Sharon describes her sculptures as containers for the soul that dwells within.
Using branches, mud and materials salvaged from industry, she builds forms from the inside out that provide space and protection for the soul to live . Some of the sculptures have solid dark exteriors while others appear fragile and open meshed. They reference the human body, tools, and objects that may have been used in spiritual practices.
Gilmore's experiences as a nurse profoundly influenced her artistic life. In the early 1970's she volunteered as a public health nurse in the altiplano of Peru. During these two years, she witnessed many sacred ceremonies and learned about symbols incorporated into weavings and pottery. It was in Peru that she started making art. She continues to be drawn to cultures vastly different from her own.
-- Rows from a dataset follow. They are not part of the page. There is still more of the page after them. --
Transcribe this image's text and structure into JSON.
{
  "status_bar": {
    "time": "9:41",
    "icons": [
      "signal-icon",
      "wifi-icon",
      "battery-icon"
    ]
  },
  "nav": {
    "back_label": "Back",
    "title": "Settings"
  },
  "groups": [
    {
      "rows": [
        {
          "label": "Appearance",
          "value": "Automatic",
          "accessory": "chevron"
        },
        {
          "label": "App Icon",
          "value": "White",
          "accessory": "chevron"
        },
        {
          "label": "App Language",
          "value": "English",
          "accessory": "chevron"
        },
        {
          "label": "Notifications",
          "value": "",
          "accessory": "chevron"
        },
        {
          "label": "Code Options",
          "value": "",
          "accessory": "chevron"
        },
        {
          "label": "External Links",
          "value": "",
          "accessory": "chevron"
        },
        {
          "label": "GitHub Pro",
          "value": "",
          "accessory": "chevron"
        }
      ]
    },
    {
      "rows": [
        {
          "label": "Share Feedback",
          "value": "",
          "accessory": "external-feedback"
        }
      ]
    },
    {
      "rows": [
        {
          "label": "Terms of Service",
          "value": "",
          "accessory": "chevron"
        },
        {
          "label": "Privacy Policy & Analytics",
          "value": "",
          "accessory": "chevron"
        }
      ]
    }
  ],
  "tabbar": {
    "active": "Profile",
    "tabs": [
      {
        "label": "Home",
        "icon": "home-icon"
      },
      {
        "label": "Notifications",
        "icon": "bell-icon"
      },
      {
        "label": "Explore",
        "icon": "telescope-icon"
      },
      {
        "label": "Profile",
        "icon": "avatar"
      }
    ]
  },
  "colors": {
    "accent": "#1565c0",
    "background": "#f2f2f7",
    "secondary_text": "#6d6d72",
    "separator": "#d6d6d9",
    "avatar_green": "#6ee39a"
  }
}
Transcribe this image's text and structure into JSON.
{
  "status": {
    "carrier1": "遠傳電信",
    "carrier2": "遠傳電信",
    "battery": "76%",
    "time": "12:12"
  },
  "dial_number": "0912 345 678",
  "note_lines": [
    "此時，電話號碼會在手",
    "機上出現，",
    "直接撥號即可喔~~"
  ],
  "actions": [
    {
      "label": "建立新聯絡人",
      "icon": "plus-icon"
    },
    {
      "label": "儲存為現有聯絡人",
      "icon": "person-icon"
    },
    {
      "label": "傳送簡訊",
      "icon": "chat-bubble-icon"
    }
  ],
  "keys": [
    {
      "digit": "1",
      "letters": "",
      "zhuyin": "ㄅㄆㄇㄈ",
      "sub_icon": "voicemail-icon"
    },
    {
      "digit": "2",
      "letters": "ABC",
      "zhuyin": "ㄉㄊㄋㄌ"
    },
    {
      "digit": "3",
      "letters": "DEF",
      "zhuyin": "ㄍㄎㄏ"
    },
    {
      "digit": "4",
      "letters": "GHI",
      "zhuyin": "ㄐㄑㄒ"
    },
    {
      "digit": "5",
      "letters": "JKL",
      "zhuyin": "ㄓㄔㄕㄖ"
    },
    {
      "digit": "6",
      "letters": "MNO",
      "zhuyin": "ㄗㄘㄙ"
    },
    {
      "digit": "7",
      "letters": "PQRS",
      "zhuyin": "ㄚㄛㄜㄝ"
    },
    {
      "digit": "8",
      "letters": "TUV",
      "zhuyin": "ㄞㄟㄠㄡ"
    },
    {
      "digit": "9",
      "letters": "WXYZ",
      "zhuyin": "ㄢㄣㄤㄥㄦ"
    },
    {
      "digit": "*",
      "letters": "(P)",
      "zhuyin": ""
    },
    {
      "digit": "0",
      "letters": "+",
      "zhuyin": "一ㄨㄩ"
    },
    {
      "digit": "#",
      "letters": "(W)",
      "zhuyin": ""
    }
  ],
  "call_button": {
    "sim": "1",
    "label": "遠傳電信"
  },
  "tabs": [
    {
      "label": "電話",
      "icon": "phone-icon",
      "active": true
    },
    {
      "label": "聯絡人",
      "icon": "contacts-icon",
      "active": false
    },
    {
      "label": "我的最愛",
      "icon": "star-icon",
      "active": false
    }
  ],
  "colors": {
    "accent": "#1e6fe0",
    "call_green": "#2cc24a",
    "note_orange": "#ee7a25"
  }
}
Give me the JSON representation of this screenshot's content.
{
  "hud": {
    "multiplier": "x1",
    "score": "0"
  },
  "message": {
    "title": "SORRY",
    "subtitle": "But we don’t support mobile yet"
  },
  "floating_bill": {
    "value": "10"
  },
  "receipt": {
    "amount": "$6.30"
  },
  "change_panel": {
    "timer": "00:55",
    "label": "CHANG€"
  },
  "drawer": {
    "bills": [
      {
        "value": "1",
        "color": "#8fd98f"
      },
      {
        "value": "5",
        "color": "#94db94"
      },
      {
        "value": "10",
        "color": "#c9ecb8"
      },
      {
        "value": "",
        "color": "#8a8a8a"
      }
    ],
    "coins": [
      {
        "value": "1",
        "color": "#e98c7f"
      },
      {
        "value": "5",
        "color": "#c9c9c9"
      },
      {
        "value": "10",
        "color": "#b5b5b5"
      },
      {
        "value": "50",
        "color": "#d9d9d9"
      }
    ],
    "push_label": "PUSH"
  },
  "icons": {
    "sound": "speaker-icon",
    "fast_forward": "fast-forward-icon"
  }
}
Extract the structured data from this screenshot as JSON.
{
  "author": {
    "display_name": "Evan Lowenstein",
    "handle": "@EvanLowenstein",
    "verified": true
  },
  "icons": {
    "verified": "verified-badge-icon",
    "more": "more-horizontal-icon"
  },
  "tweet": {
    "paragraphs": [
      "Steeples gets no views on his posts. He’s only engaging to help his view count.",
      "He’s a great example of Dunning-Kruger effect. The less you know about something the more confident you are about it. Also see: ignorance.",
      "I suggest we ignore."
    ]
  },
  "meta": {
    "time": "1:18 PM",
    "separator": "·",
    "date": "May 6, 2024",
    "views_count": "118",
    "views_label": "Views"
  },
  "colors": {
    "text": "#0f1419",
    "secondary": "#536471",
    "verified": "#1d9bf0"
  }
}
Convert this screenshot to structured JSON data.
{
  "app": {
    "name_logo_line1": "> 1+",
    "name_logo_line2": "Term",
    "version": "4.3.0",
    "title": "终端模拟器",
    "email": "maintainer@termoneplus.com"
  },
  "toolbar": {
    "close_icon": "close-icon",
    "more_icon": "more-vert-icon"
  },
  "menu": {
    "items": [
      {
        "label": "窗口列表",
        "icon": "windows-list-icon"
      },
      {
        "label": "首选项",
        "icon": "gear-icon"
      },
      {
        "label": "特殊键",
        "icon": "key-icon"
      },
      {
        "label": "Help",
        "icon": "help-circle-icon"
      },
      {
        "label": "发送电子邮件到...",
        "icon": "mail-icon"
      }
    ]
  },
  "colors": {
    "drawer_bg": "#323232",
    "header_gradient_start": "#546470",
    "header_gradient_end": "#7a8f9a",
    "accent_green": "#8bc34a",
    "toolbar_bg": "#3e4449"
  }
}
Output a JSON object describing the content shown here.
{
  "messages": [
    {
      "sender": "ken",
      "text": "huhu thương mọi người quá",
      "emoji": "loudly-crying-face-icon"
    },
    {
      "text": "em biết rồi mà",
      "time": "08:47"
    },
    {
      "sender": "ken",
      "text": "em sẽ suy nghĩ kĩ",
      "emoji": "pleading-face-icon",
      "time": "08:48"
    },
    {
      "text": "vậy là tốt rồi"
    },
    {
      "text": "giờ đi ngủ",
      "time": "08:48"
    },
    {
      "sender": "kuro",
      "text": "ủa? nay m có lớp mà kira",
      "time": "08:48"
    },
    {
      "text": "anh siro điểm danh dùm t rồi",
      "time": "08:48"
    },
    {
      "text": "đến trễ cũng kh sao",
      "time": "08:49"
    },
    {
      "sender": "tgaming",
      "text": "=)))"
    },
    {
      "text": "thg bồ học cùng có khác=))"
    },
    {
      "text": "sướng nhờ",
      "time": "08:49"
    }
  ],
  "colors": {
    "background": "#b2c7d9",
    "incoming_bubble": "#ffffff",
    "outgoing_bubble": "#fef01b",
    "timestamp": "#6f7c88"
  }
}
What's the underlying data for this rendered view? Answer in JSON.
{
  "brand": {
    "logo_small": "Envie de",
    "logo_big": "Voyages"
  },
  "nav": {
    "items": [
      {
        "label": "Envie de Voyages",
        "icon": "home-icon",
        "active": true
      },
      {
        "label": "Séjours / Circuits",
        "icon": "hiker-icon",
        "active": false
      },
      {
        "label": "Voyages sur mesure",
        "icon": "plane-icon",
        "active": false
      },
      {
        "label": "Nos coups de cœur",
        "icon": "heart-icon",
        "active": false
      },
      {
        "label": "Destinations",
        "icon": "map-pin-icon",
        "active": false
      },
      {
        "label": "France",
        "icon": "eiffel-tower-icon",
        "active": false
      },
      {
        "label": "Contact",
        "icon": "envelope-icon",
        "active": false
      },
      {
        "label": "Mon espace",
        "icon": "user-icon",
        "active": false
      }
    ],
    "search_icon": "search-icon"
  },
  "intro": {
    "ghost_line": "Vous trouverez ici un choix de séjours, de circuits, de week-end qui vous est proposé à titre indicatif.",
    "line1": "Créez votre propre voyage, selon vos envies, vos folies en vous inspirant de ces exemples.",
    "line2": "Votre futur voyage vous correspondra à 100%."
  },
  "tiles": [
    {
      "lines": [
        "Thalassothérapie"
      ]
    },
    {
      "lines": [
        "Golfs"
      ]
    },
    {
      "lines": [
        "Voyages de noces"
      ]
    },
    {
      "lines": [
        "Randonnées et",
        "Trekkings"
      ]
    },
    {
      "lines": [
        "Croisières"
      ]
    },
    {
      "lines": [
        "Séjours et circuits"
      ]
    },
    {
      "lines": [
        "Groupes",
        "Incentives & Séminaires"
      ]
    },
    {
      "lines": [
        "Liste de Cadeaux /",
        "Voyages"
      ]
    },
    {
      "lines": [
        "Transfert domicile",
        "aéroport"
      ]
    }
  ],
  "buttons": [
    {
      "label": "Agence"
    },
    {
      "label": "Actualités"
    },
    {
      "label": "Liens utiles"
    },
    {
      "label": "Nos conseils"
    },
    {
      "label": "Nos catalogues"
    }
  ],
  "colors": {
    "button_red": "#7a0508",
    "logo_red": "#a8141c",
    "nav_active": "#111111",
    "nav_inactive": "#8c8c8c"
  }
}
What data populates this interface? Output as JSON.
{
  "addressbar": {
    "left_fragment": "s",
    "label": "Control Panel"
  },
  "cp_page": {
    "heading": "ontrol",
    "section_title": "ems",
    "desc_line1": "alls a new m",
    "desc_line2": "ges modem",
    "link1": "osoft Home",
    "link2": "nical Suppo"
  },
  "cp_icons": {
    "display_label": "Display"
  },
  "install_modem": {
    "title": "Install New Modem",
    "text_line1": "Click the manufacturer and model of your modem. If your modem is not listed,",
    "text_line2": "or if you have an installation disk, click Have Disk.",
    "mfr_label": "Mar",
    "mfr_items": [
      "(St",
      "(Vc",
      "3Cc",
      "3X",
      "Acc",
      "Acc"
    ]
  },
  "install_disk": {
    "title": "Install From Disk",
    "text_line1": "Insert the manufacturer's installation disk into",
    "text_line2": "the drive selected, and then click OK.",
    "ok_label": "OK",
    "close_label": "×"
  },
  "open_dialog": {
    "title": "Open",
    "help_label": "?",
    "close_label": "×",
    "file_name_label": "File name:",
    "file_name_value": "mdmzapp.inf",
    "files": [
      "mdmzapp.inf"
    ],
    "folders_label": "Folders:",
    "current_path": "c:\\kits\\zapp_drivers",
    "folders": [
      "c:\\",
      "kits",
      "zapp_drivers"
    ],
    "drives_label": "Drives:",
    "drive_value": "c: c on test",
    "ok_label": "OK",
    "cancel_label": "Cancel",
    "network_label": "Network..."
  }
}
She completed her BFA in Montreal in 1976, and her MFA at The School of the Art Institute of Chicago in 1985. Simultaneously she worked part time as a nurse in various specialties including the rehabilitation after spinal cord injuries, mother and newborn care, and lastly Hospice/ Palliative Care. Repeatedly she witnessed the human spirit emerge, struggle, glow and then depart. She no longer practices nursing but describes those experiences as indelible.